___ EXTRACTED MATERIAL ___

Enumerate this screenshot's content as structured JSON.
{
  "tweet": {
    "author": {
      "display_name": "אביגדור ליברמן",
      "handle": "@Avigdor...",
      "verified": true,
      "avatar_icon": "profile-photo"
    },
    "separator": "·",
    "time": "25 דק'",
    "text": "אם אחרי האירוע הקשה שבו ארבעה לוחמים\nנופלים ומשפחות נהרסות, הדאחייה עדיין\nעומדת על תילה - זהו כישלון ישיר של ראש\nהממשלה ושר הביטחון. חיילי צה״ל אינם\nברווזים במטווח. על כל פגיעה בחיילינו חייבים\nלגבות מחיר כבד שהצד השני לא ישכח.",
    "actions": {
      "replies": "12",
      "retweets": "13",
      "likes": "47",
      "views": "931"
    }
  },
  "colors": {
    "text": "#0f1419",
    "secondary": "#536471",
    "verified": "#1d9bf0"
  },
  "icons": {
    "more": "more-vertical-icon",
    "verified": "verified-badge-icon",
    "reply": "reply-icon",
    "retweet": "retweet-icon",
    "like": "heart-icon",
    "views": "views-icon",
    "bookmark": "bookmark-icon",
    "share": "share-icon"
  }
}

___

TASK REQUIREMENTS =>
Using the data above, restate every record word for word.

YOUR SOLUTION =>
Enumerate this screenshot's content as structured JSON.
{
  "tweet": {
    "author": {
      "display_name": "אביגדור ליברמן",
      "handle": "@Avigdor...",
      "verified": true,
      "avatar_icon": "profile-photo"
    },
    "separator": "·",
    "time": "25 דק'",
    "text": "אם אחרי האירוע הקשה שבו ארבעה לוחמים\nנופלים ומשפחות נהרסות, הדאחייה עדיין\nעומדת על תילה - זהו כישלון ישיר של ראש\nהממשלה ושר הביטחון. חיילי צה״ל אינם\nברווזים במטווח. על כל פגיעה בחיילינו חייבים\nלגבות מחיר כבד שהצד השני לא ישכח.",
    "actions": {
      "replies": "12",
      "retweets": "13",
      "likes": "47",
      "views": "931"
    }
  },
  "colors": {
    "text": "#0f1419",
    "secondary": "#536471",
    "verified": "#1d9bf0"
  },
  "icons": {
    "more": "more-vertical-icon",
    "verified": "verified-badge-icon",
    "reply": "reply-icon",
    "retweet": "retweet-icon",
    "like": "heart-icon",
    "views": "views-icon",
    "bookmark": "bookmark-icon",
    "share": "share-icon"
  }
}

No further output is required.